__Task prompt__:
Identify every line in the records below that contains the word "selected", and reproduce each one.

BEGIN Data extracts

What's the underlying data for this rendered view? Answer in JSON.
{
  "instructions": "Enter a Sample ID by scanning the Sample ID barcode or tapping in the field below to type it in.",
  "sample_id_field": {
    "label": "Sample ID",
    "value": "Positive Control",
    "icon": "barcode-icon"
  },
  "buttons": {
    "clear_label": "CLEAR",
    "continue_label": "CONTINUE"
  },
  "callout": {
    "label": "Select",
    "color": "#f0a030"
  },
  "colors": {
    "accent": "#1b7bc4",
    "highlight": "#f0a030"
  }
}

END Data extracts
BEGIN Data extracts

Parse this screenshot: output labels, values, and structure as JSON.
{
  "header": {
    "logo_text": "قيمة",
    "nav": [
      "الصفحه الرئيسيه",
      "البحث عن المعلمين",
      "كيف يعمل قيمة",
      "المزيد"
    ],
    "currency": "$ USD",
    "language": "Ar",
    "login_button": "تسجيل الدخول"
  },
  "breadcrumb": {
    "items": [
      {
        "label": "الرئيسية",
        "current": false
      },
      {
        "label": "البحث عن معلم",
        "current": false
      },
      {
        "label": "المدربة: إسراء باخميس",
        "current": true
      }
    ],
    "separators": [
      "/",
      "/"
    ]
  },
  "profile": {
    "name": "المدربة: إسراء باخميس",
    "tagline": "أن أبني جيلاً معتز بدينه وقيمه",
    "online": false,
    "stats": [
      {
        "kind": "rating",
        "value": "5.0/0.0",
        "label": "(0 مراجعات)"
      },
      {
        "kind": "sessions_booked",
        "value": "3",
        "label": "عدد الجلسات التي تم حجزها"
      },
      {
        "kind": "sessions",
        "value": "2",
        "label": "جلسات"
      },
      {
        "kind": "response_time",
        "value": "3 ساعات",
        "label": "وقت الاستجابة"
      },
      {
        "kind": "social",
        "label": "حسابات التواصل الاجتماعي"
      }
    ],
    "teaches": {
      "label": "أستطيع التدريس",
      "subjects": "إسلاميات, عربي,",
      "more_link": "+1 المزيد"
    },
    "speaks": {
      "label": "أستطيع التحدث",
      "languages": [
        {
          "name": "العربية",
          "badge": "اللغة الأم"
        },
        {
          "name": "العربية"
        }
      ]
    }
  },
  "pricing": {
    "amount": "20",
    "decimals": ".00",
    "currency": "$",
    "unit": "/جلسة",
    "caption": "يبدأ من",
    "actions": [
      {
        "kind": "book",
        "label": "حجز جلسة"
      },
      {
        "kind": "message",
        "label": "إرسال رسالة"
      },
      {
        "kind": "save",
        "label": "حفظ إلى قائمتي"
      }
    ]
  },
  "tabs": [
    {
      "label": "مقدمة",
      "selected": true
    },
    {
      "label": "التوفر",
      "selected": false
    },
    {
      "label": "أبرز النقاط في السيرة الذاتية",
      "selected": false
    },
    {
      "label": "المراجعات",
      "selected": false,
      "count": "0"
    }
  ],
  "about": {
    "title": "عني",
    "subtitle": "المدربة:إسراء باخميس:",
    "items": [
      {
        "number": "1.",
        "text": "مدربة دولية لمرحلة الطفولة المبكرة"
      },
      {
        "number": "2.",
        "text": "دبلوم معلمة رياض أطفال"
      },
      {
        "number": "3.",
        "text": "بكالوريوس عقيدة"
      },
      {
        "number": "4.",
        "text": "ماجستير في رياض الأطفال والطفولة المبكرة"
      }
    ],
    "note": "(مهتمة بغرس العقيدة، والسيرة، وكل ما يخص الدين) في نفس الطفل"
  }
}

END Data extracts

__Answer__:
      "selected": true
      "selected": false
      "selected": false
      "selected": false,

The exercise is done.